- Try it: The word "method" may appear in some lines of the data; copy every such line.
BEGIN Material for this task
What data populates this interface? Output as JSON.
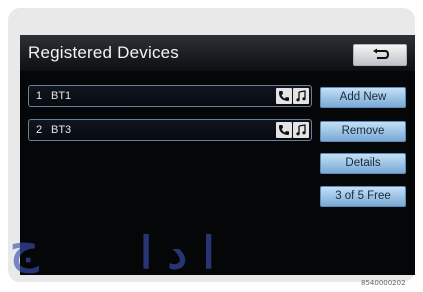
{
  "header": {
    "title": "Registered Devices",
    "back_icon": "return-arrow-icon"
  },
  "devices": [
    {
      "number": "1",
      "name": "BT1",
      "icons": [
        "phone-icon",
        "music-note-icon"
      ]
    },
    {
      "number": "2",
      "name": "BT3",
      "icons": [
        "phone-icon",
        "music-note-icon"
      ]
    }
  ],
  "actions": {
    "add_new": "Add New",
    "remove": "Remove",
    "details": "Details",
    "free_slots": "3 of 5 Free"
  },
  "watermark": {
    "left": "ج",
    "right": "ا د ا"
  },
  "image_code": "8540000202",
  "colors": {
    "screen_bg": "#050608",
    "button_blue": "#a9cff0",
    "row_border": "#6b7f98",
    "watermark": "#3c4fb0"
  }
}
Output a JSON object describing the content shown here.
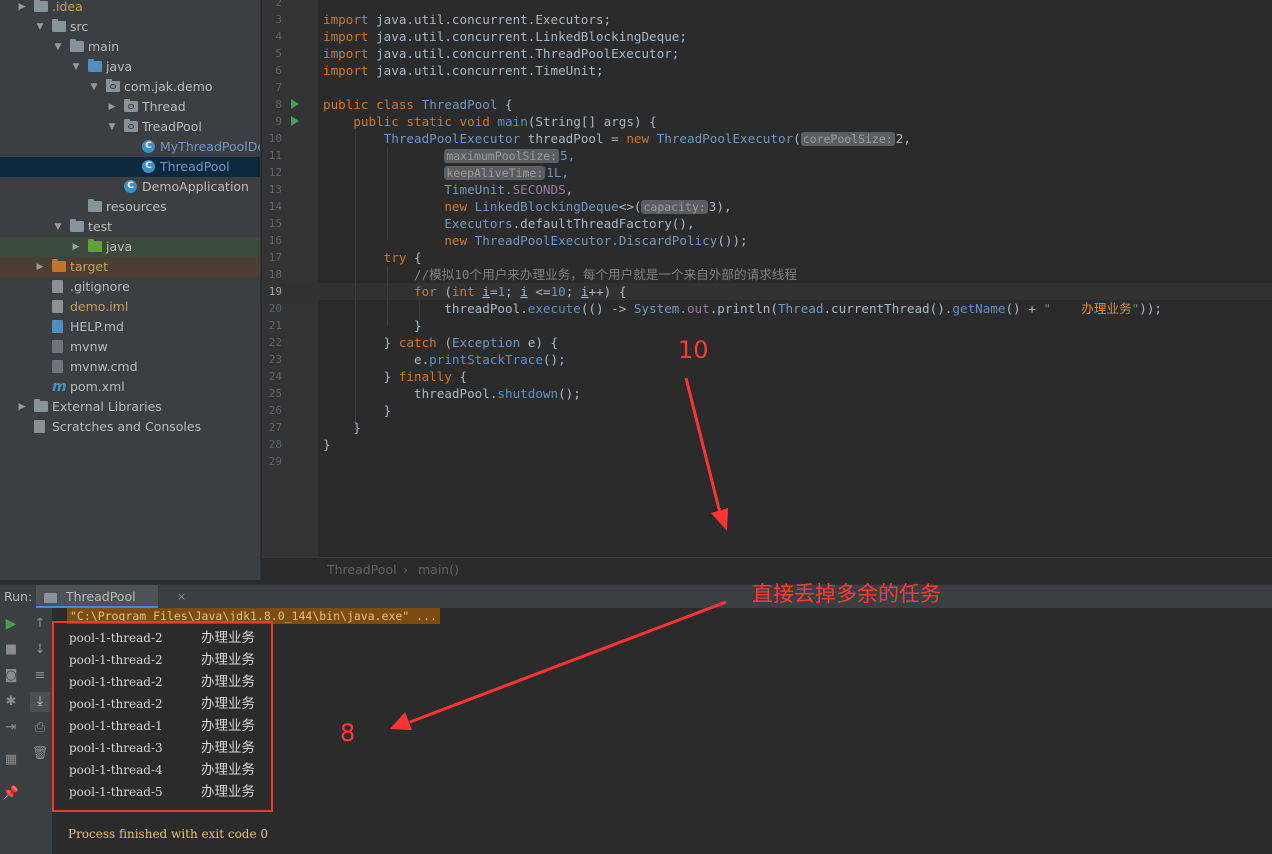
{
  "project_tree": [
    {
      "label": ".idea",
      "icon": "folder-icon",
      "color": "yellow",
      "expand": "collapsed"
    },
    {
      "label": "src",
      "icon": "folder-icon",
      "color": "normal",
      "expand": "expanded"
    },
    {
      "label": "main",
      "icon": "folder-icon",
      "color": "normal",
      "expand": "expanded"
    },
    {
      "label": "java",
      "icon": "source-folder-icon",
      "color": "normal",
      "expand": "expanded"
    },
    {
      "label": "com.jak.demo",
      "icon": "package-icon",
      "color": "normal",
      "expand": "expanded"
    },
    {
      "label": "Thread",
      "icon": "package-icon",
      "color": "normal",
      "expand": "collapsed"
    },
    {
      "label": "TreadPool",
      "icon": "package-icon",
      "color": "normal",
      "expand": "expanded"
    },
    {
      "label": "MyThreadPoolDemo",
      "icon": "java-class-icon",
      "color": "blue",
      "expand": "none"
    },
    {
      "label": "ThreadPool",
      "icon": "java-class-icon",
      "color": "blue",
      "expand": "none"
    },
    {
      "label": "DemoApplication",
      "icon": "spring-class-icon",
      "color": "normal",
      "expand": "none"
    },
    {
      "label": "resources",
      "icon": "resources-folder-icon",
      "color": "normal",
      "expand": "none"
    },
    {
      "label": "test",
      "icon": "folder-icon",
      "color": "normal",
      "expand": "expanded"
    },
    {
      "label": "java",
      "icon": "test-folder-icon",
      "color": "normal",
      "expand": "collapsed"
    },
    {
      "label": "target",
      "icon": "excluded-folder-icon",
      "color": "yellow",
      "expand": "collapsed"
    },
    {
      "label": ".gitignore",
      "icon": "gitignore-file-icon",
      "color": "normal",
      "expand": "none"
    },
    {
      "label": "demo.iml",
      "icon": "iml-file-icon",
      "color": "yellow",
      "expand": "none"
    },
    {
      "label": "HELP.md",
      "icon": "markdown-file-icon",
      "color": "normal",
      "expand": "none"
    },
    {
      "label": "mvnw",
      "icon": "script-file-icon",
      "color": "normal",
      "expand": "none"
    },
    {
      "label": "mvnw.cmd",
      "icon": "script-file-icon",
      "color": "normal",
      "expand": "none"
    },
    {
      "label": "pom.xml",
      "icon": "maven-icon",
      "color": "normal",
      "expand": "none"
    },
    {
      "label": "External Libraries",
      "icon": "libraries-icon",
      "color": "normal",
      "expand": "collapsed"
    },
    {
      "label": "Scratches and Consoles",
      "icon": "scratches-icon",
      "color": "normal",
      "expand": "none"
    }
  ],
  "editor": {
    "line_numbers": [
      "2",
      "3",
      "4",
      "5",
      "6",
      "7",
      "8",
      "9",
      "10",
      "11",
      "12",
      "13",
      "14",
      "15",
      "16",
      "17",
      "18",
      "19",
      "20",
      "21",
      "22",
      "23",
      "24",
      "25",
      "26",
      "27",
      "28",
      "29"
    ],
    "imports": [
      "java.util.concurrent.Executors;",
      "java.util.concurrent.LinkedBlockingDeque;",
      "java.util.concurrent.ThreadPoolExecutor;",
      "java.util.concurrent.TimeUnit;"
    ],
    "kw_import": "import",
    "class_decl": {
      "kw1": "public",
      "kw2": "class",
      "name": "ThreadPool",
      "brace": " {"
    },
    "main_decl": {
      "kw1": "public",
      "kw2": "static",
      "kw3": "void",
      "name": "main",
      "params": "(String[] args) {"
    },
    "l10": {
      "type": "ThreadPoolExecutor",
      "var": " threadPool = ",
      "kw_new": "new",
      "ctor": "ThreadPoolExecutor",
      "hint": "corePoolSize:",
      "val": "2,"
    },
    "l11": {
      "hint": "maximumPoolSize:",
      "val": "5,"
    },
    "l12": {
      "hint": "keepAliveTime:",
      "val": "1L,"
    },
    "l13": {
      "type": "TimeUnit.",
      "const": "SECONDS",
      "tail": ","
    },
    "l14": {
      "kw_new": "new",
      "type": "LinkedBlockingDeque",
      "mid": "<>(",
      "hint": "capacity:",
      "val": "3),"
    },
    "l15": {
      "type": "Executors",
      "tail": ".defaultThreadFactory(),"
    },
    "l16": {
      "kw_new": "new",
      "type": "ThreadPoolExecutor.",
      "method": "DiscardPolicy",
      "tail": "());"
    },
    "l17": {
      "kw": "try",
      "tail": " {"
    },
    "l18": "//模拟10个用户来办理业务，每个用户就是一个来自外部的请求线程",
    "l19": {
      "kw_for": "for",
      "open": " (",
      "kw_int": "int",
      "v1": "i",
      "init": "=",
      "n1": "1",
      "sep1": "; ",
      "v2": "i",
      "cmp": " <=",
      "n2": "10",
      "sep2": "; ",
      "v3": "i",
      "inc": "++) {"
    },
    "l20": {
      "pre": "threadPool.",
      "m1": "execute",
      "mid1": "(() -> ",
      "sys": "System.",
      "out": "out",
      "mid2": ".println(",
      "thr": "Thread",
      "mid3": ".currentThread().",
      "m2": "getName",
      "mid4": "() + ",
      "str_open": "\"    ",
      "str_cn": "办理业务",
      "str_close": "\"",
      "tail": "));"
    },
    "l21": "}",
    "l22": {
      "pre": "} ",
      "kw": "catch",
      "mid": " (",
      "type": "Exception",
      "tail": " e) {"
    },
    "l23": {
      "pre": "e.",
      "method": "printStackTrace",
      "tail": "();"
    },
    "l24": {
      "pre": "} ",
      "kw": "finally",
      "tail": " {"
    },
    "l25": {
      "pre": "threadPool.",
      "method": "shutdown",
      "tail": "();"
    },
    "l26": "}",
    "l27": "}",
    "l28": "}"
  },
  "breadcrumb": {
    "class": "ThreadPool",
    "sep": "›",
    "method": "main()"
  },
  "run_panel": {
    "label": "Run:",
    "tab": "ThreadPool",
    "close": "×",
    "command": "\"C:\\Program Files\\Java\\jdk1.8.0_144\\bin\\java.exe\" ...",
    "output": [
      {
        "thread": "pool-1-thread-2",
        "task": "办理业务"
      },
      {
        "thread": "pool-1-thread-2",
        "task": "办理业务"
      },
      {
        "thread": "pool-1-thread-2",
        "task": "办理业务"
      },
      {
        "thread": "pool-1-thread-2",
        "task": "办理业务"
      },
      {
        "thread": "pool-1-thread-1",
        "task": "办理业务"
      },
      {
        "thread": "pool-1-thread-3",
        "task": "办理业务"
      },
      {
        "thread": "pool-1-thread-4",
        "task": "办理业务"
      },
      {
        "thread": "pool-1-thread-5",
        "task": "办理业务"
      }
    ],
    "finished": "Process finished with exit code 0"
  },
  "annotations": {
    "ten": "10",
    "eight": "8",
    "note": "直接丢掉多余的任务",
    "color": "#ff3b2f"
  },
  "colors": {
    "selected_row": "#0d293e",
    "keyword": "#cc7832",
    "string": "#6a8759",
    "accent": "#4a88c7"
  }
}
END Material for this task
- Written solution:
      "method": "DiscardPolicy",
      "method": "printStackTrace",
      "method": "shutdown",
    "method": "main()"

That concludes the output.